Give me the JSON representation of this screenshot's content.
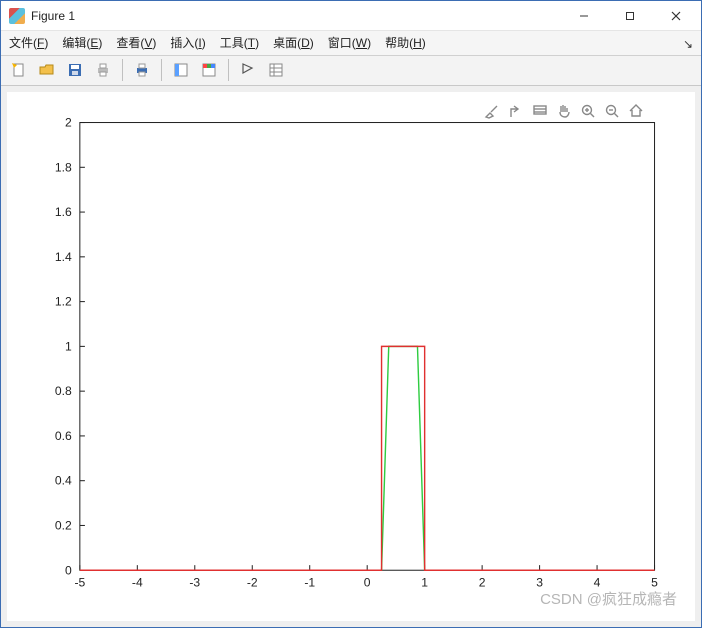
{
  "window": {
    "title": "Figure 1"
  },
  "menu": {
    "items": [
      {
        "label": "文件",
        "mn": "F"
      },
      {
        "label": "编辑",
        "mn": "E"
      },
      {
        "label": "查看",
        "mn": "V"
      },
      {
        "label": "插入",
        "mn": "I"
      },
      {
        "label": "工具",
        "mn": "T"
      },
      {
        "label": "桌面",
        "mn": "D"
      },
      {
        "label": "窗口",
        "mn": "W"
      },
      {
        "label": "帮助",
        "mn": "H"
      }
    ]
  },
  "toolbar_names": [
    "new",
    "open",
    "save",
    "print",
    "print-preview",
    "link-data",
    "color-bar",
    "edit-arrow",
    "insert-table"
  ],
  "axes_tool_names": [
    "brush",
    "rotate",
    "data-tips",
    "pan",
    "zoom-in",
    "zoom-out",
    "home"
  ],
  "watermark": "CSDN @疯狂成瘾者",
  "chart_data": {
    "type": "line",
    "xlabel": "",
    "ylabel": "",
    "xlim": [
      -5,
      5
    ],
    "ylim": [
      0,
      2
    ],
    "xticks": [
      -5,
      -4,
      -3,
      -2,
      -1,
      0,
      1,
      2,
      3,
      4,
      5
    ],
    "yticks": [
      0,
      0.2,
      0.4,
      0.6,
      0.8,
      1,
      1.2,
      1.4,
      1.6,
      1.8,
      2
    ],
    "series": [
      {
        "name": "green",
        "color": "#2ecc40",
        "x": [
          -5,
          0.25,
          0.375,
          0.875,
          1.0,
          5
        ],
        "y": [
          0,
          0,
          1,
          1,
          0,
          0
        ]
      },
      {
        "name": "red",
        "color": "#e03030",
        "x": [
          -5,
          0.25,
          0.25,
          1.0,
          1.0,
          5
        ],
        "y": [
          0,
          0,
          1,
          1,
          0,
          0
        ]
      }
    ]
  }
}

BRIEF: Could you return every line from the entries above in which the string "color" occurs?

TASK RESULT:
    "color-bar",
        "color": "#2ecc40",
        "color": "#e03030",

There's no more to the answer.